:: Data records ::
- - - - - - -

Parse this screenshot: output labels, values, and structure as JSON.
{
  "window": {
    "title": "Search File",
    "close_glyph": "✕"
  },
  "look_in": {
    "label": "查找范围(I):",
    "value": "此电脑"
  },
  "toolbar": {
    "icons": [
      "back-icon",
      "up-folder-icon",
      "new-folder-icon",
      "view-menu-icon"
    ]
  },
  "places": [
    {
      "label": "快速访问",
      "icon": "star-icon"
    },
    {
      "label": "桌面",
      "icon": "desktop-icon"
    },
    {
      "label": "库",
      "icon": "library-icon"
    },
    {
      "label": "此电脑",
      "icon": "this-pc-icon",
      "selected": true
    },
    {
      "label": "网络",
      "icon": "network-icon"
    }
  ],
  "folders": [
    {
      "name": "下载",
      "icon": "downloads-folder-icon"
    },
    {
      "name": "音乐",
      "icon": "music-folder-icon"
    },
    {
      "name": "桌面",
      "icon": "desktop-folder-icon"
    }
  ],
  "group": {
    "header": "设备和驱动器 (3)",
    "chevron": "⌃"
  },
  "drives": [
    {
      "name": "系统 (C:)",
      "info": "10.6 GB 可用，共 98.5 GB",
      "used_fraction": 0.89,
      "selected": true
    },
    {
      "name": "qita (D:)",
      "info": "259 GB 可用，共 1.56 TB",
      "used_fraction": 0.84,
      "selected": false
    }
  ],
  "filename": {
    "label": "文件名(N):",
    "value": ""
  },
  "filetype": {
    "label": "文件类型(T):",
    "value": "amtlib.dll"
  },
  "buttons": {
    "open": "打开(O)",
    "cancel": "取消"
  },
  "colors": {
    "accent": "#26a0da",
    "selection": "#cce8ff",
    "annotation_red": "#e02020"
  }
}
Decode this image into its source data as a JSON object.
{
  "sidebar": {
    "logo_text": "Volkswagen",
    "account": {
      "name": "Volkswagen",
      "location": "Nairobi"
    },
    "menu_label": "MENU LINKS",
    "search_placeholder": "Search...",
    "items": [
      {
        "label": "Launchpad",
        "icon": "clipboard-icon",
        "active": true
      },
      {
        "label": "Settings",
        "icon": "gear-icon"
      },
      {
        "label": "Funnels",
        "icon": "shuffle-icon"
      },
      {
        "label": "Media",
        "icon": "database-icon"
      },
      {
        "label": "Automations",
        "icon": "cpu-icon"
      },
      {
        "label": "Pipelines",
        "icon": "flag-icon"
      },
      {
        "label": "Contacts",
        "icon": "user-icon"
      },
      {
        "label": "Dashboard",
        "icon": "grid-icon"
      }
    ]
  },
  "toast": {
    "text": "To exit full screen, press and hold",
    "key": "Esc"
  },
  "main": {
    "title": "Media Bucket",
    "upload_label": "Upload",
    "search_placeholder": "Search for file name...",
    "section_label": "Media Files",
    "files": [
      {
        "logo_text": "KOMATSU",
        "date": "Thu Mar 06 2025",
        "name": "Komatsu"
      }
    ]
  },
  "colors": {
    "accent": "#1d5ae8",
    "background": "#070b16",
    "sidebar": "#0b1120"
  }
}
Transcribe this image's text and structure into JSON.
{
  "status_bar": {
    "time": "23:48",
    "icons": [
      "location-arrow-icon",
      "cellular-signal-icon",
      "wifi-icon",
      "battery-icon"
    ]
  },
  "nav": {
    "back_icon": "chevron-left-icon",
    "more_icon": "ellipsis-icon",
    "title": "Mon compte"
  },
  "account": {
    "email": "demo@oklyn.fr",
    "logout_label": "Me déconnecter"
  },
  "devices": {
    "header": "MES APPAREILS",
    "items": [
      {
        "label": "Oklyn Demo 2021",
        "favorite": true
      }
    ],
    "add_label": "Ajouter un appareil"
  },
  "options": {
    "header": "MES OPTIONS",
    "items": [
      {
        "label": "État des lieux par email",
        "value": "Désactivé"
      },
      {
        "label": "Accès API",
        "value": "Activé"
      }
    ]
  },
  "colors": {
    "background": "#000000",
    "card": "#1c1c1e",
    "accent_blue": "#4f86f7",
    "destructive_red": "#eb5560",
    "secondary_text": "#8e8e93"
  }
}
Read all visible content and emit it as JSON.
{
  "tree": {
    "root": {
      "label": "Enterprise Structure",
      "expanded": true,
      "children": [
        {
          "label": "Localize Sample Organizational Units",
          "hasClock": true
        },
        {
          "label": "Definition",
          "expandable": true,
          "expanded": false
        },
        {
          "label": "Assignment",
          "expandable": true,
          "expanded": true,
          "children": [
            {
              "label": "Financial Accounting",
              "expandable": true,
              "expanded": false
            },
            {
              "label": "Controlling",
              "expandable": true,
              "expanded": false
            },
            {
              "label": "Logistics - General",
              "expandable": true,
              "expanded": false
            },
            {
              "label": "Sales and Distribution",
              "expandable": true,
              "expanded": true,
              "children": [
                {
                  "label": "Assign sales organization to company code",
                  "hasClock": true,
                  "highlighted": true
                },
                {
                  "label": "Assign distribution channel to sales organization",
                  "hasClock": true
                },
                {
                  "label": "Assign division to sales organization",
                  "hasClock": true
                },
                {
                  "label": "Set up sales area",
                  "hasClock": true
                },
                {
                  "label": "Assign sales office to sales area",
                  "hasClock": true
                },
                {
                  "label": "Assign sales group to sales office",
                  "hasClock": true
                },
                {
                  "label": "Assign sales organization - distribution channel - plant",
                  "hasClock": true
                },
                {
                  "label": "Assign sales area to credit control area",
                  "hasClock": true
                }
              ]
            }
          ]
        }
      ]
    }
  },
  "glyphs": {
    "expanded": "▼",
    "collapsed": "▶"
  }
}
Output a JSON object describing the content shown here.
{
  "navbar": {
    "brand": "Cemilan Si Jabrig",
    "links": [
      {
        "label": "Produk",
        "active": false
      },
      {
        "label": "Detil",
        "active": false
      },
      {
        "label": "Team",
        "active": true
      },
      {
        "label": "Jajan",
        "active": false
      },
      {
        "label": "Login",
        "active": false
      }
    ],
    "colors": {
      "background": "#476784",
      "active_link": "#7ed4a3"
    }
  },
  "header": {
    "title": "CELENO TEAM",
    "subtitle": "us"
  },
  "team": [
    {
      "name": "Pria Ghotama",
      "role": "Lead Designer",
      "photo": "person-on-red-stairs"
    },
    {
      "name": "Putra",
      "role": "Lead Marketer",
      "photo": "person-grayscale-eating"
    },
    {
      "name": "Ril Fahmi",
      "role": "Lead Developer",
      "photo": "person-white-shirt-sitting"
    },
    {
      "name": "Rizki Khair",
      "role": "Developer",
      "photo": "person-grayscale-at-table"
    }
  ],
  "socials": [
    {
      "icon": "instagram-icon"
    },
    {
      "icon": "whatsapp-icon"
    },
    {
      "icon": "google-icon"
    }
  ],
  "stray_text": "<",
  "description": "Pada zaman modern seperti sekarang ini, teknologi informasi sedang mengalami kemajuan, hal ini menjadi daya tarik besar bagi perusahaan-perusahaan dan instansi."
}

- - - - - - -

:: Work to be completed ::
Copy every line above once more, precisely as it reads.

:: Response to the task ::
Parse this screenshot: output labels, values, and structure as JSON.
{
  "window": {
    "title": "Search File",
    "close_glyph": "✕"
  },
  "look_in": {
    "label": "查找范围(I):",
    "value": "此电脑"
  },
  "toolbar": {
    "icons": [
      "back-icon",
      "up-folder-icon",
      "new-folder-icon",
      "view-menu-icon"
    ]
  },
  "places": [
    {
      "label": "快速访问",
      "icon": "star-icon"
    },
    {
      "label": "桌面",
      "icon": "desktop-icon"
    },
    {
      "label": "库",
      "icon": "library-icon"
    },
    {
      "label": "此电脑",
      "icon": "this-pc-icon",
      "selected": true
    },
    {
      "label": "网络",
      "icon": "network-icon"
    }
  ],
  "folders": [
    {
      "name": "下载",
      "icon": "downloads-folder-icon"
    },
    {
      "name": "音乐",
      "icon": "music-folder-icon"
    },
    {
      "name": "桌面",
      "icon": "desktop-folder-icon"
    }
  ],
  "group": {
    "header": "设备和驱动器 (3)",
    "chevron": "⌃"
  },
  "drives": [
    {
      "name": "系统 (C:)",
      "info": "10.6 GB 可用，共 98.5 GB",
      "used_fraction": 0.89,
      "selected": true
    },
    {
      "name": "qita (D:)",
      "info": "259 GB 可用，共 1.56 TB",
      "used_fraction": 0.84,
      "selected": false
    }
  ],
  "filename": {
    "label": "文件名(N):",
    "value": ""
  },
  "filetype": {
    "label": "文件类型(T):",
    "value": "amtlib.dll"
  },
  "buttons": {
    "open": "打开(O)",
    "cancel": "取消"
  },
  "colors": {
    "accent": "#26a0da",
    "selection": "#cce8ff",
    "annotation_red": "#e02020"
  }
}
Decode this image into its source data as a JSON object.
{
  "sidebar": {
    "logo_text": "Volkswagen",
    "account": {
      "name": "Volkswagen",
      "location": "Nairobi"
    },
    "menu_label": "MENU LINKS",
    "search_placeholder": "Search...",
    "items": [
      {
        "label": "Launchpad",
        "icon": "clipboard-icon",
        "active": true
      },
      {
        "label": "Settings",
        "icon": "gear-icon"
      },
      {
        "label": "Funnels",
        "icon": "shuffle-icon"
      },
      {
        "label": "Media",
        "icon": "database-icon"
      },
      {
        "label": "Automations",
        "icon": "cpu-icon"
      },
      {
        "label": "Pipelines",
        "icon": "flag-icon"
      },
      {
        "label": "Contacts",
        "icon": "user-icon"
      },
      {
        "label": "Dashboard",
        "icon": "grid-icon"
      }
    ]
  },
  "toast": {
    "text": "To exit full screen, press and hold",
    "key": "Esc"
  },
  "main": {
    "title": "Media Bucket",
    "upload_label": "Upload",
    "search_placeholder": "Search for file name...",
    "section_label": "Media Files",
    "files": [
      {
        "logo_text": "KOMATSU",
        "date": "Thu Mar 06 2025",
        "name": "Komatsu"
      }
    ]
  },
  "colors": {
    "accent": "#1d5ae8",
    "background": "#070b16",
    "sidebar": "#0b1120"
  }
}
Transcribe this image's text and structure into JSON.
{
  "status_bar": {
    "time": "23:48",
    "icons": [
      "location-arrow-icon",
      "cellular-signal-icon",
      "wifi-icon",
      "battery-icon"
    ]
  },
  "nav": {
    "back_icon": "chevron-left-icon",
    "more_icon": "ellipsis-icon",
    "title": "Mon compte"
  },
  "account": {
    "email": "demo@oklyn.fr",
    "logout_label": "Me déconnecter"
  },
  "devices": {
    "header": "MES APPAREILS",
    "items": [
      {
        "label": "Oklyn Demo 2021",
        "favorite": true
      }
    ],
    "add_label": "Ajouter un appareil"
  },
  "options": {
    "header": "MES OPTIONS",
    "items": [
      {
        "label": "État des lieux par email",
        "value": "Désactivé"
      },
      {
        "label": "Accès API",
        "value": "Activé"
      }
    ]
  },
  "colors": {
    "background": "#000000",
    "card": "#1c1c1e",
    "accent_blue": "#4f86f7",
    "destructive_red": "#eb5560",
    "secondary_text": "#8e8e93"
  }
}
Read all visible content and emit it as JSON.
{
  "tree": {
    "root": {
      "label": "Enterprise Structure",
      "expanded": true,
      "children": [
        {
          "label": "Localize Sample Organizational Units",
          "hasClock": true
        },
        {
          "label": "Definition",
          "expandable": true,
          "expanded": false
        },
        {
          "label": "Assignment",
          "expandable": true,
          "expanded": true,
          "children": [
            {
              "label": "Financial Accounting",
              "expandable": true,
              "expanded": false
            },
            {
              "label": "Controlling",
              "expandable": true,
              "expanded": false
            },
            {
              "label": "Logistics - General",
              "expandable": true,
              "expanded": false
            },
            {
              "label": "Sales and Distribution",
              "expandable": true,
              "expanded": true,
              "children": [
                {
                  "label": "Assign sales organization to company code",
                  "hasClock": true,
                  "highlighted": true
                },
                {
                  "label": "Assign distribution channel to sales organization",
                  "hasClock": true
                },
                {
                  "label": "Assign division to sales organization",
                  "hasClock": true
                },
                {
                  "label": "Set up sales area",
                  "hasClock": true
                },
                {
                  "label": "Assign sales office to sales area",
                  "hasClock": true
                },
                {
                  "label": "Assign sales group to sales office",
                  "hasClock": true
                },
                {
                  "label": "Assign sales organization - distribution channel - plant",
                  "hasClock": true
                },
                {
                  "label": "Assign sales area to credit control area",
                  "hasClock": true
                }
              ]
            }
          ]
        }
      ]
    }
  },
  "glyphs": {
    "expanded": "▼",
    "collapsed": "▶"
  }
}
Output a JSON object describing the content shown here.
{
  "navbar": {
    "brand": "Cemilan Si Jabrig",
    "links": [
      {
        "label": "Produk",
        "active": false
      },
      {
        "label": "Detil",
        "active": false
      },
      {
        "label": "Team",
        "active": true
      },
      {
        "label": "Jajan",
        "active": false
      },
      {
        "label": "Login",
        "active": false
      }
    ],
    "colors": {
      "background": "#476784",
      "active_link": "#7ed4a3"
    }
  },
  "header": {
    "title": "CELENO TEAM",
    "subtitle": "us"
  },
  "team": [
    {
      "name": "Pria Ghotama",
      "role": "Lead Designer",
      "photo": "person-on-red-stairs"
    },
    {
      "name": "Putra",
      "role": "Lead Marketer",
      "photo": "person-grayscale-eating"
    },
    {
      "name": "Ril Fahmi",
      "role": "Lead Developer",
      "photo": "person-white-shirt-sitting"
    },
    {
      "name": "Rizki Khair",
      "role": "Developer",
      "photo": "person-grayscale-at-table"
    }
  ],
  "socials": [
    {
      "icon": "instagram-icon"
    },
    {
      "icon": "whatsapp-icon"
    },
    {
      "icon": "google-icon"
    }
  ],
  "stray_text": "<",
  "description": "Pada zaman modern seperti sekarang ini, teknologi informasi sedang mengalami kemajuan, hal ini menjadi daya tarik besar bagi perusahaan-perusahaan dan instansi."
}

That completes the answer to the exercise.